Supplied records:

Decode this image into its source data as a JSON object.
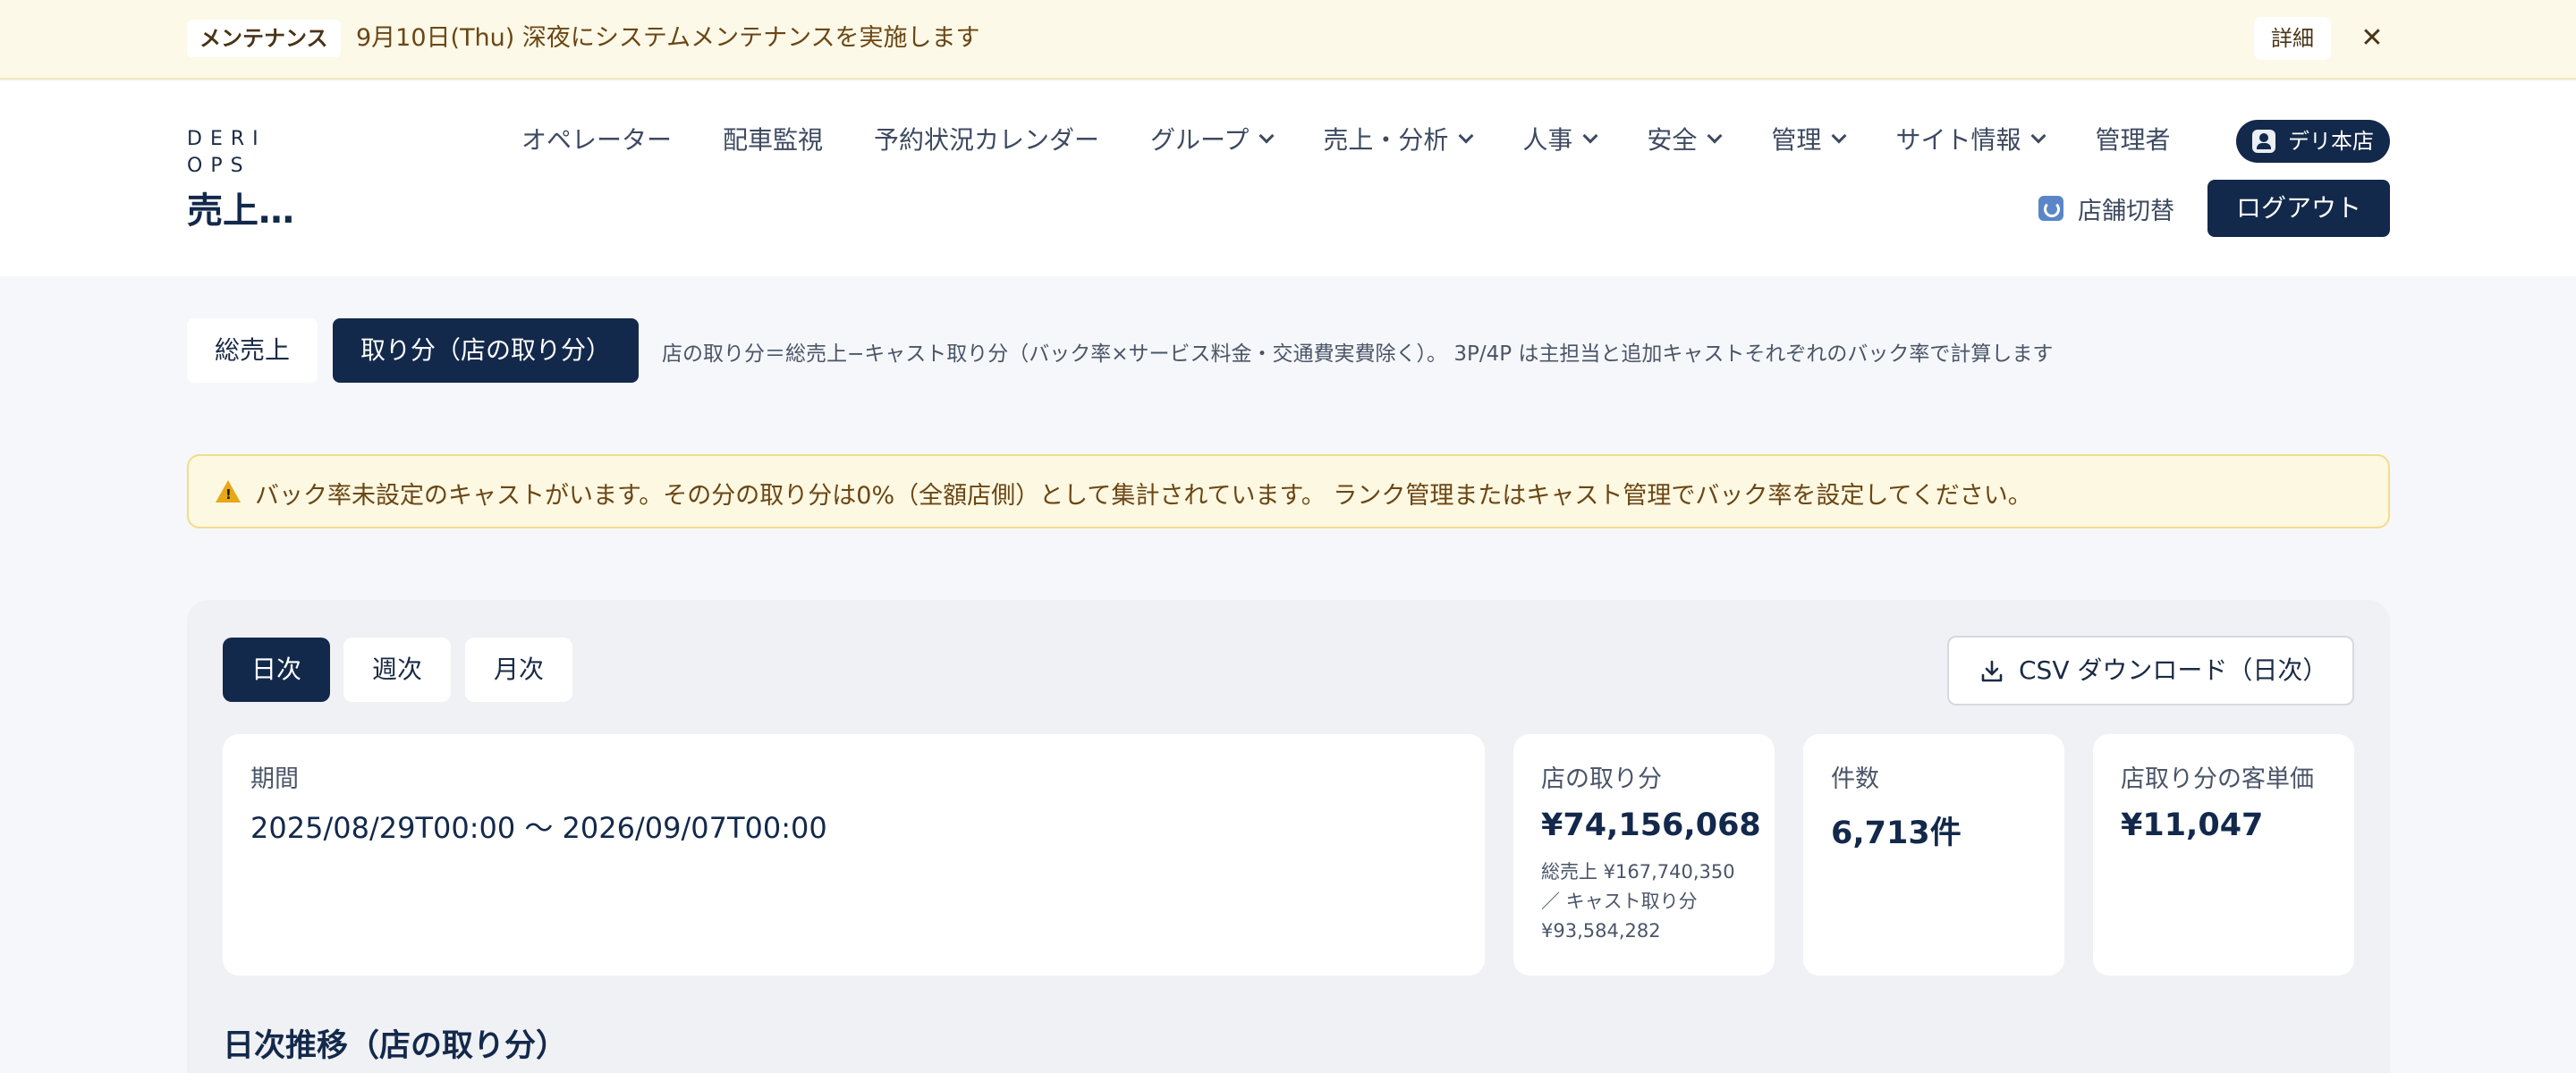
{
  "banner": {
    "badge": "メンテナンス",
    "message": "9月10日(Thu) 深夜にシステムメンテナンスを実施します",
    "detail_label": "詳細",
    "close_glyph": "✕"
  },
  "header": {
    "logo_line1": "DERI",
    "logo_line2": "OPS",
    "page_title": "売上…",
    "nav": [
      {
        "label": "オペレーター",
        "dropdown": false
      },
      {
        "label": "配車監視",
        "dropdown": false
      },
      {
        "label": "予約状況カレンダー",
        "dropdown": false
      },
      {
        "label": "グループ",
        "dropdown": true
      },
      {
        "label": "売上・分析",
        "dropdown": true
      },
      {
        "label": "人事",
        "dropdown": true
      },
      {
        "label": "安全",
        "dropdown": true
      },
      {
        "label": "管理",
        "dropdown": true
      },
      {
        "label": "サイト情報",
        "dropdown": true
      },
      {
        "label": "管理者",
        "dropdown": false
      }
    ],
    "store_pill": "デリ本店",
    "store_switch": "店舗切替",
    "logout": "ログアウト"
  },
  "mode": {
    "gross_label": "総売上",
    "share_label": "取り分（店の取り分）",
    "note": "店の取り分＝総売上−キャスト取り分（バック率×サービス料金・交通費実費除く）。 3P/4P は主担当と追加キャストそれぞれのバック率で計算します"
  },
  "warning": {
    "icon_glyph": "!",
    "text": "バック率未設定のキャストがいます。その分の取り分は0%（全額店側）として集計されています。 ランク管理またはキャスト管理でバック率を設定してください。"
  },
  "panel": {
    "tabs": [
      "日次",
      "週次",
      "月次"
    ],
    "csv_label": "CSV ダウンロード（日次）",
    "period_label": "期間",
    "period_value": "2025/08/29T00:00 〜 2026/09/07T00:00",
    "share_label": "店の取り分",
    "share_value": "¥74,156,068",
    "share_sub1": "総売上 ¥167,740,350",
    "share_sub2": "／ キャスト取り分",
    "share_sub3": "¥93,584,282",
    "count_label": "件数",
    "count_value": "6,713件",
    "unit_label": "店取り分の客単価",
    "unit_value": "¥11,047",
    "section_title": "日次推移（店の取り分）"
  },
  "colors": {
    "primary": "#13294b",
    "banner_bg": "#fdf9e8",
    "warning_bg": "#fdf8e2",
    "warning_border": "#f3dc8a",
    "warning_icon": "#e6a817"
  }
}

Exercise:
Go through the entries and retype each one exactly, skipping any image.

Expected answer:
Decode this image into its source data as a JSON object.
{
  "banner": {
    "badge": "メンテナンス",
    "message": "9月10日(Thu) 深夜にシステムメンテナンスを実施します",
    "detail_label": "詳細",
    "close_glyph": "✕"
  },
  "header": {
    "logo_line1": "DERI",
    "logo_line2": "OPS",
    "page_title": "売上…",
    "nav": [
      {
        "label": "オペレーター",
        "dropdown": false
      },
      {
        "label": "配車監視",
        "dropdown": false
      },
      {
        "label": "予約状況カレンダー",
        "dropdown": false
      },
      {
        "label": "グループ",
        "dropdown": true
      },
      {
        "label": "売上・分析",
        "dropdown": true
      },
      {
        "label": "人事",
        "dropdown": true
      },
      {
        "label": "安全",
        "dropdown": true
      },
      {
        "label": "管理",
        "dropdown": true
      },
      {
        "label": "サイト情報",
        "dropdown": true
      },
      {
        "label": "管理者",
        "dropdown": false
      }
    ],
    "store_pill": "デリ本店",
    "store_switch": "店舗切替",
    "logout": "ログアウト"
  },
  "mode": {
    "gross_label": "総売上",
    "share_label": "取り分（店の取り分）",
    "note": "店の取り分＝総売上−キャスト取り分（バック率×サービス料金・交通費実費除く）。 3P/4P は主担当と追加キャストそれぞれのバック率で計算します"
  },
  "warning": {
    "icon_glyph": "!",
    "text": "バック率未設定のキャストがいます。その分の取り分は0%（全額店側）として集計されています。 ランク管理またはキャスト管理でバック率を設定してください。"
  },
  "panel": {
    "tabs": [
      "日次",
      "週次",
      "月次"
    ],
    "csv_label": "CSV ダウンロード（日次）",
    "period_label": "期間",
    "period_value": "2025/08/29T00:00 〜 2026/09/07T00:00",
    "share_label": "店の取り分",
    "share_value": "¥74,156,068",
    "share_sub1": "総売上 ¥167,740,350",
    "share_sub2": "／ キャスト取り分",
    "share_sub3": "¥93,584,282",
    "count_label": "件数",
    "count_value": "6,713件",
    "unit_label": "店取り分の客単価",
    "unit_value": "¥11,047",
    "section_title": "日次推移（店の取り分）"
  },
  "colors": {
    "primary": "#13294b",
    "banner_bg": "#fdf9e8",
    "warning_bg": "#fdf8e2",
    "warning_border": "#f3dc8a",
    "warning_icon": "#e6a817"
  }
}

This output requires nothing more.